Originally Posted by twc88
Just an FYI, I unplugged my coach for 5 days, made sure everything was off inverter and all, did not use battery disconnect switches, and battery voltage was at 12.4 when I just checked, which is more than acceptable. If batteries are going dead something is on IMHO. If inverter is left on, microwave and TV will stay powered on and kill the batteries. Antenna power booster. Fridge, even if propane will kill batteries (controls run by 12v), back lite light panel switches, anything. Only time I have ever used a disconnect switch is when I am not going to be around for a long time, I will shut everything down just for safety. This is with twenty plus years camping and several rigs. I just can't believe that Renegade is making coach's without a battery disconnect switch that will kill the batteries in a few days without being plugged in. If they are shame on them.
This is just my .02 from my experiences.
It's been pretty common over the 16 years I've been full time RV'ing to read hundreds of complaints by new owners of their batteries dying quickly. My Journey will die within 5 days, and I have to practice frugal usage of battery power. I've tested it. This is pretty common, even with the battery disconnects most models have because there are often sneak loads still on the batts, like the radio, tranni, and engine memories, all the detectors, like propane and CO are still live.
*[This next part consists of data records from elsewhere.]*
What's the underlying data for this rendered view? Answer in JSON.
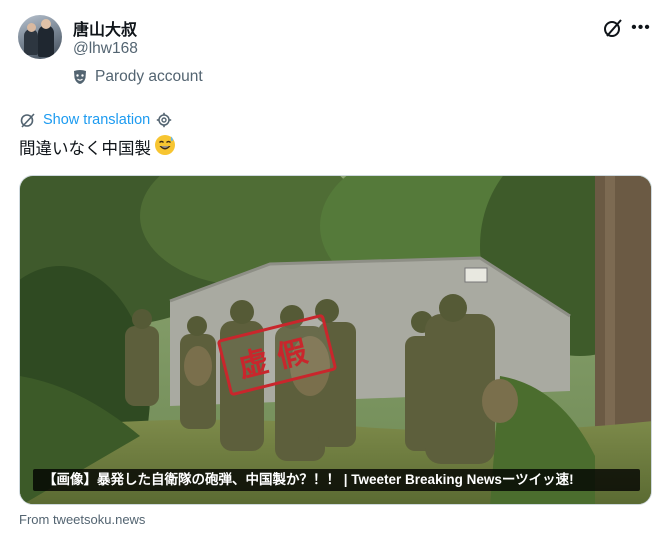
{
  "author": {
    "display_name": "唐山大叔",
    "handle": "@lhw168",
    "badge_label": "Parody account"
  },
  "tweet": {
    "translate_label": "Show translation",
    "text": "間違いなく中国製",
    "emoji": "😅"
  },
  "media": {
    "stamp_text": "虚假",
    "caption": "【画像】暴発した自衛隊の砲弾、中国製か？！！ | Tweeter Breaking Newsーツイッ速!"
  },
  "source": "From tweetsoku.news",
  "colors": {
    "link": "#1d9bf0",
    "secondary_text": "#536471",
    "stamp_red": "#c9262c"
  },
  "icons": [
    "grok-icon",
    "more-icon",
    "parody-mask-icon",
    "translate-icon",
    "settings-gear-icon"
  ]
}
And there's also been millions of RVs made where the only charging for the chassis batteries has either been the alternator when the engine is running, or a weak 8-10 watt solar panel on the roof. So no chassis battery charging even when plugged into shore power. That's what the Trik-L-Start and Amp-L-Start and those other 'keep charged' devices have been about. There are models of RVs that include a float charger on shore power, or offer larger solar panels, but not all do, especially if they were the low end models.
You have been lucky that it appears you've been able to afford high end RVs over the years but even there, my '02 Journey (consider their high end model of the time) didn't come with a float charger for the chassis batteries. There is a tiny 8 watt solar panel for them but it outputs 1/2 amp when the sun is at it's brightest. Waste of real estate on the roof. Totally worthless that tiny thing trying to keep two large 12 volt batteries charged, more like a sales scam as optional equipment rather than a functional device.
So congratulations on finding and owning those RVs that did or are doing an excellent job of reducing or eliminating phantom draws on the batteries. Maybe that's the new normal...but I kind of doubt it. Too much incentive for RV manufacturers to leave out that equipment that may prevent phantom draws on their low end models.